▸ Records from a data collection
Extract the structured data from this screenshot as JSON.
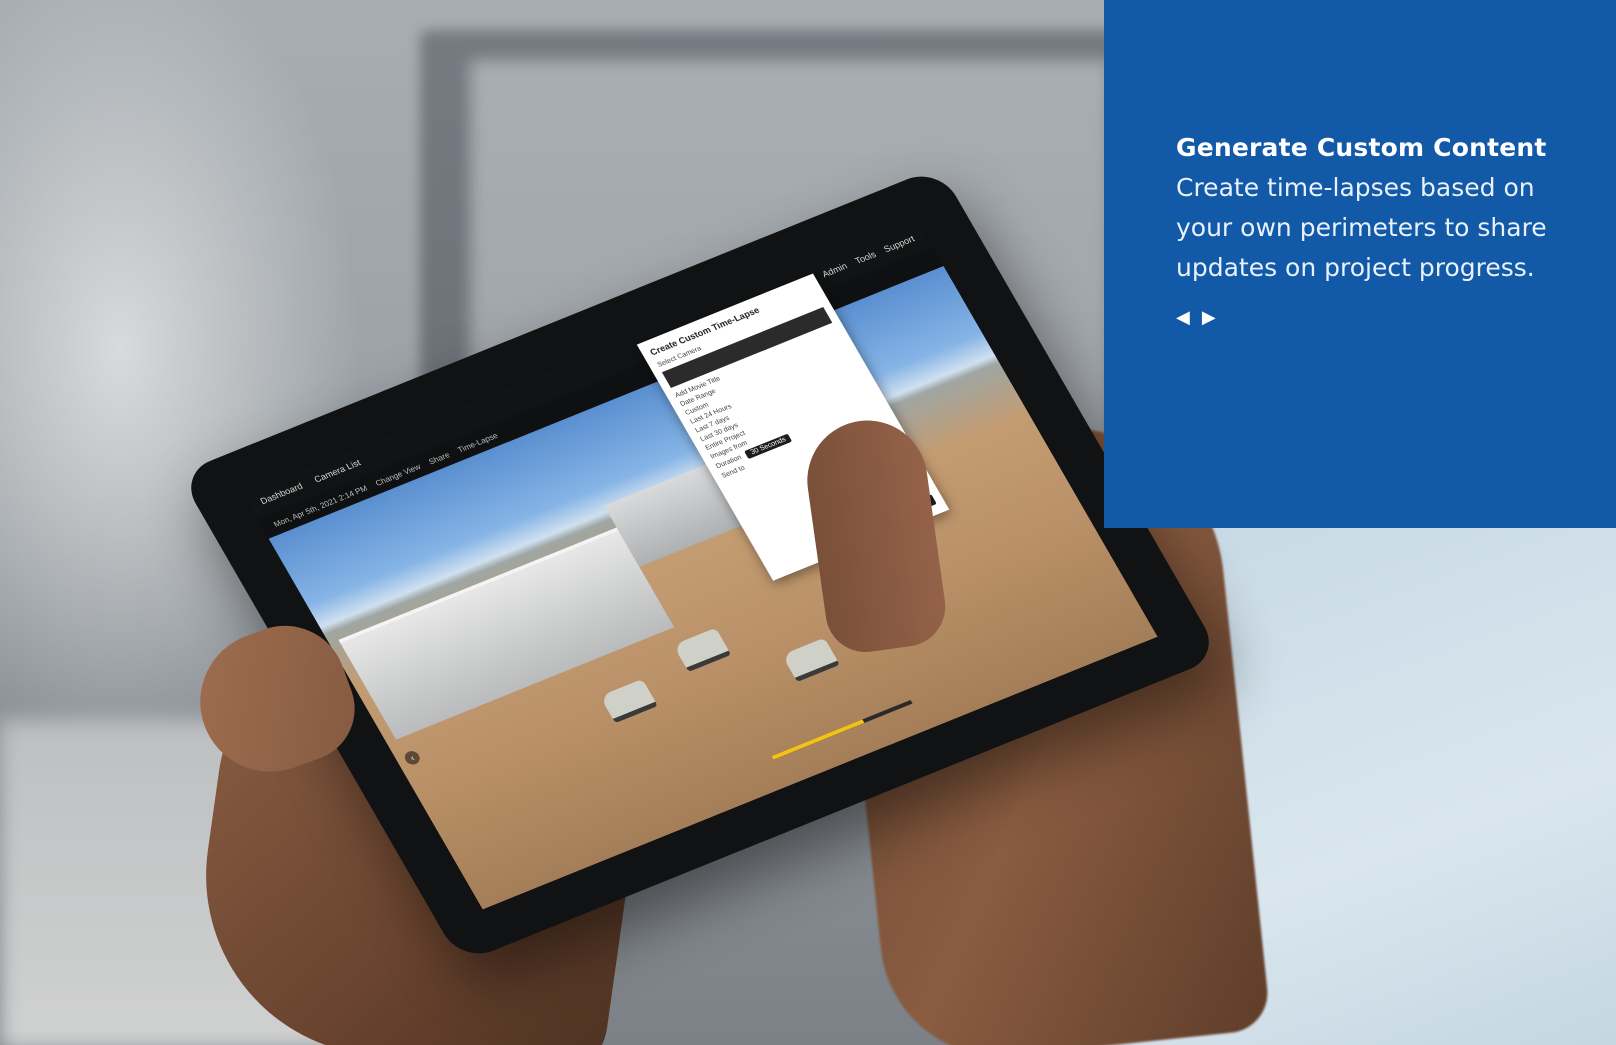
{
  "feature": {
    "title": "Generate Custom Content",
    "description": "Create time-lapses based on your own perimeters to share updates on project progress.",
    "nav": {
      "prev_icon": "◀",
      "next_icon": "▶"
    }
  },
  "tablet_app": {
    "topbar": {
      "dashboard": "Dashboard",
      "camera_list": "Camera List",
      "admin": "Admin",
      "tools": "Tools",
      "support": "Support"
    },
    "subbar": {
      "date": "Mon, Apr 5th, 2021 2:14 PM",
      "change_view": "Change View",
      "share": "Share",
      "time_lapse": "Time-Lapse"
    },
    "dialog": {
      "title": "Create Custom Time-Lapse",
      "select_camera": "Select Camera",
      "add_movie_title": "Add Movie Title",
      "date_range": "Date Range",
      "options": [
        "Custom",
        "Last 24 Hours",
        "Last 7 days",
        "Last 30 days",
        "Entire Project"
      ],
      "images_from": "Images from",
      "duration": "Duration",
      "duration_value": "30 Seconds",
      "send_to": "Send to",
      "send_button": "Send"
    },
    "progress_fraction": 0.65
  },
  "colors": {
    "panel_bg": "#1259a8",
    "panel_text": "#ffffff"
  }
}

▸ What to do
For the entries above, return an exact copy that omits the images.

▸ Finished task
Extract the structured data from this screenshot as JSON.
{
  "feature": {
    "title": "Generate Custom Content",
    "description": "Create time-lapses based on your own perimeters to share updates on project progress.",
    "nav": {
      "prev_icon": "◀",
      "next_icon": "▶"
    }
  },
  "tablet_app": {
    "topbar": {
      "dashboard": "Dashboard",
      "camera_list": "Camera List",
      "admin": "Admin",
      "tools": "Tools",
      "support": "Support"
    },
    "subbar": {
      "date": "Mon, Apr 5th, 2021 2:14 PM",
      "change_view": "Change View",
      "share": "Share",
      "time_lapse": "Time-Lapse"
    },
    "dialog": {
      "title": "Create Custom Time-Lapse",
      "select_camera": "Select Camera",
      "add_movie_title": "Add Movie Title",
      "date_range": "Date Range",
      "options": [
        "Custom",
        "Last 24 Hours",
        "Last 7 days",
        "Last 30 days",
        "Entire Project"
      ],
      "images_from": "Images from",
      "duration": "Duration",
      "duration_value": "30 Seconds",
      "send_to": "Send to",
      "send_button": "Send"
    },
    "progress_fraction": 0.65
  },
  "colors": {
    "panel_bg": "#1259a8",
    "panel_text": "#ffffff"
  }
}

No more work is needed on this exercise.